Pretty much doing anything during a global pandemic presents a unique set of problems no one could have possibly anticipated, especially when it comes to one of the largest purchases most of us will ever make-a car. Carvana seemed uniquely poised to take advantage of this sudden new world order that was thrust upon us. The question is, are they up to the challenge?
Our story begins with my friend Kristin. Active in dog rescue and adoption services, Kristin needed a car with a lot of cargo space, and preferably a low loading floor. The potential to be able to camp out in the car was also a consideration. The Ford Transit Connect seemed a logical choice, and are popular for good reason. However, after years of driving a Volvo XC90, the Ford comes off as unrefined by comparison. A little digging into other options led her to the Mercedes Benz Metris. After test driving one, Kristin was immediately drawn to the level of comfort and engineering of the Benz. However, finding a good used one immediately proved problematic. Very hard to come by, and when one shows up on the market, it is quickly snatched up.

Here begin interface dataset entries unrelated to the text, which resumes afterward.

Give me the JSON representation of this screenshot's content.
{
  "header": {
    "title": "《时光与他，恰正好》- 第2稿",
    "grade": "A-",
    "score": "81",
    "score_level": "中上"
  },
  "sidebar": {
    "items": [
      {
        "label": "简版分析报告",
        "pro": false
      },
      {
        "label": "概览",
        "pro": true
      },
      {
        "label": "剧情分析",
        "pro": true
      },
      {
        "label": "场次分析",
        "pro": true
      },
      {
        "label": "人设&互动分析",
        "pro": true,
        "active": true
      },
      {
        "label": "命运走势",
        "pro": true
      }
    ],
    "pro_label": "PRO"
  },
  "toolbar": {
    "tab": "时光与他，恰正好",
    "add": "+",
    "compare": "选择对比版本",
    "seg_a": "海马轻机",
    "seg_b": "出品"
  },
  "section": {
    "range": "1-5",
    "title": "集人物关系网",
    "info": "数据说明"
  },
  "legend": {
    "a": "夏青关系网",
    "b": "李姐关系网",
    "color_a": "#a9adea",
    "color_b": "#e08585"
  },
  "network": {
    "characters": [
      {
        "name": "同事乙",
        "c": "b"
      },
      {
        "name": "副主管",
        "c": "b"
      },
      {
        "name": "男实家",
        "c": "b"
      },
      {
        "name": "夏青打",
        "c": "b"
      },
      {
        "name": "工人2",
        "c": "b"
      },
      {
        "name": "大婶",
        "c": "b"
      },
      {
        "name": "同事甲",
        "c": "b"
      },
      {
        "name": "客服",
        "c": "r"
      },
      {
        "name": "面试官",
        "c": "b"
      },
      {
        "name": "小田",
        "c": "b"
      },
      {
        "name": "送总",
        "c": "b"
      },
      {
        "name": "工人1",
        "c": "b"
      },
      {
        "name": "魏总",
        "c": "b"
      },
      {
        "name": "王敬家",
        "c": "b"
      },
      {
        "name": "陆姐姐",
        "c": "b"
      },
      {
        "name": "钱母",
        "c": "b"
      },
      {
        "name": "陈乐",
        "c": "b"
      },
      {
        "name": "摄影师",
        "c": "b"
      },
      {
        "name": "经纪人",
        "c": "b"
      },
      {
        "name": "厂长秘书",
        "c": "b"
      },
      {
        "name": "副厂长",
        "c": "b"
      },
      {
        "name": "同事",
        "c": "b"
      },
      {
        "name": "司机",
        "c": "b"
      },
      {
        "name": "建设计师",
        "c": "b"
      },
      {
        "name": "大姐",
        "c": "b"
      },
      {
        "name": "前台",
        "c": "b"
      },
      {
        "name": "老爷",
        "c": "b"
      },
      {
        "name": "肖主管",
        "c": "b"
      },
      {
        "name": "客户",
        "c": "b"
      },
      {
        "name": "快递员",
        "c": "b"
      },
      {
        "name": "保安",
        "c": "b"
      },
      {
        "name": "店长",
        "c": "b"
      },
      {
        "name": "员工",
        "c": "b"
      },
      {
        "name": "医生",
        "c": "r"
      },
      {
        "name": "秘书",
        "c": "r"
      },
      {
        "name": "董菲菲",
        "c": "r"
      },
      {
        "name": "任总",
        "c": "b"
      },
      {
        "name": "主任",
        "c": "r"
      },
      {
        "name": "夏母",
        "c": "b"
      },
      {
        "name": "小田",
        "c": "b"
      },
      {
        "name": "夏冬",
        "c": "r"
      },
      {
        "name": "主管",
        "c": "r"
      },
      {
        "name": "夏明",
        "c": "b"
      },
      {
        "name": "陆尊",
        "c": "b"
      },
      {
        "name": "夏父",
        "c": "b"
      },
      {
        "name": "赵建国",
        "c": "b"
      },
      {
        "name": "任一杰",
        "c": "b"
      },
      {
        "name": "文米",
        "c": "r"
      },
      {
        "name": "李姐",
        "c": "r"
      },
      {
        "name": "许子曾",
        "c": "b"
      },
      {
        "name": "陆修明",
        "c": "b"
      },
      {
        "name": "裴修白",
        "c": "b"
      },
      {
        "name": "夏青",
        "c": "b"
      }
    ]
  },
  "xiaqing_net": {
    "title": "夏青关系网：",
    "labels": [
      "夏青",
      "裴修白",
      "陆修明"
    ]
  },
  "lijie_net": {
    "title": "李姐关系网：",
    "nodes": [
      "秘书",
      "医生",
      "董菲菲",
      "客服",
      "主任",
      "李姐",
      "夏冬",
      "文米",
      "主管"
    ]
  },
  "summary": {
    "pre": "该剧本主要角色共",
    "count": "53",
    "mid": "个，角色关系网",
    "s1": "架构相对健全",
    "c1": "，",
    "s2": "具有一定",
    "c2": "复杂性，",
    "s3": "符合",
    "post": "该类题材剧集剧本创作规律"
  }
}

Carvana seemed a logical choice. Nationwide inventory and the ease of online shopping held enormous appeal. The elusive Metris was on her wish list, and she was notified as soon as one that met her criteria was available. One did finally appear, and after numerous nail biting moments where it seemed someone else had claimed it, the car was hers. We are here in Connecticut; the Benz was all the way out in California.
So, Carvana will transport any car to you, anywhere in the country. Yes, she had to pay a transportation fee, but with these cars being so scarce, she was willing to accept that. As the Metris made its journey to the Nutmeg State, I was a little let down that Carvana didn’t provide tracking like a UPS or FedEx package. But, the Mercedes did arrive, albeit a day later than she was promised.
So. The Benz is now in her driveway. Carvana will let you live with the car for a week-then you decide if you want to keep it, or return it. Remember, this car was just flat bedded 3,000 miles cross country on her dime. In her case through, because she lives about 20 miles from a Carvana center, they would refund her transportation fee in the event she did not want to keep it. This is perfectly fair.
Kristin had wisely scheduled an appointment for a full inspection at the local Mercedes Benz dealership. The car passed with flying colors, and the manager she dealt with assured her this was a solid car. With one exception-the tires had experienced unusually high levels of wear. It was determined the car was out of alignment, and the front tires were nearly shot, with only 15,000 miles on them.
This problem was taken to Carvana. Now, the tires on the car were within what a dealer can legally sell to the public. I was waiting for Carvana to stand behind that, but I was pleasantly surprised they didn’t. Carvana paid for four new tires of her choice, plus an alignment job. A faulty USB port was also replaced, on them. Suffice it to say, I was mightily impressed with the level of service Carvana had provided. In this regard, I still maintain they went above and beyond that they had to do.
But, that Georgia temporary tag had an expiration date that was rapidly approaching. Carvana-like any car dealer-promises to take care of all registration matters, but it didn’t seem like they were taking care of anything. Hours and hours spent on hold proved to be a waste of time. When she finally was able to speak to someone, she was told Connecticut has waived expiration dates on temporary registrations. That’s true! But only for Connecticut registrations. Her Georgia plate was expiring, and Connecticut won’t allow for an expired out of state tag.
And expire it did. Thankfully, Kristin still has her Volvo. But if not for that, she was left with a car that could not be legally driven, and she would have been stranded through no fault of her own, but of Carvana’s negligence. So, it’s fair to ask, what is happening? Carvana uses a third party company to take care of vehicle registrations. Carvana customers are not given the name of this company, and they cannot contact them directly.
A Florida temporary tag has arrived, so the car is again on the road, but again, the clock is ticking, with only vague assurances from Carvana. Carvana did credit her $250 for her trouble, but the level of anxiety to finally settle this matter is beyond the pale. I realize we are living in extraordinary times, but there is just no excuse for the sloppy, lethargic response to what should be a simple matter that should have been resolved weeks ago.
Sadly, Kristin’s case is not unique. There are scores of Carvana customers living in a sort of vehicle registration limbo that is simply unacceptable. I believe the company is well intentioned, and are trying their best, but as of now, I do not feel they are up to the task of a seamless, worry, stress free car buying experience that they purport themselves to be.
*This is a developing story. This is our first look into the online car buying experience. The Garage has reached out to Carvana for comment, and will report back if we are given a response.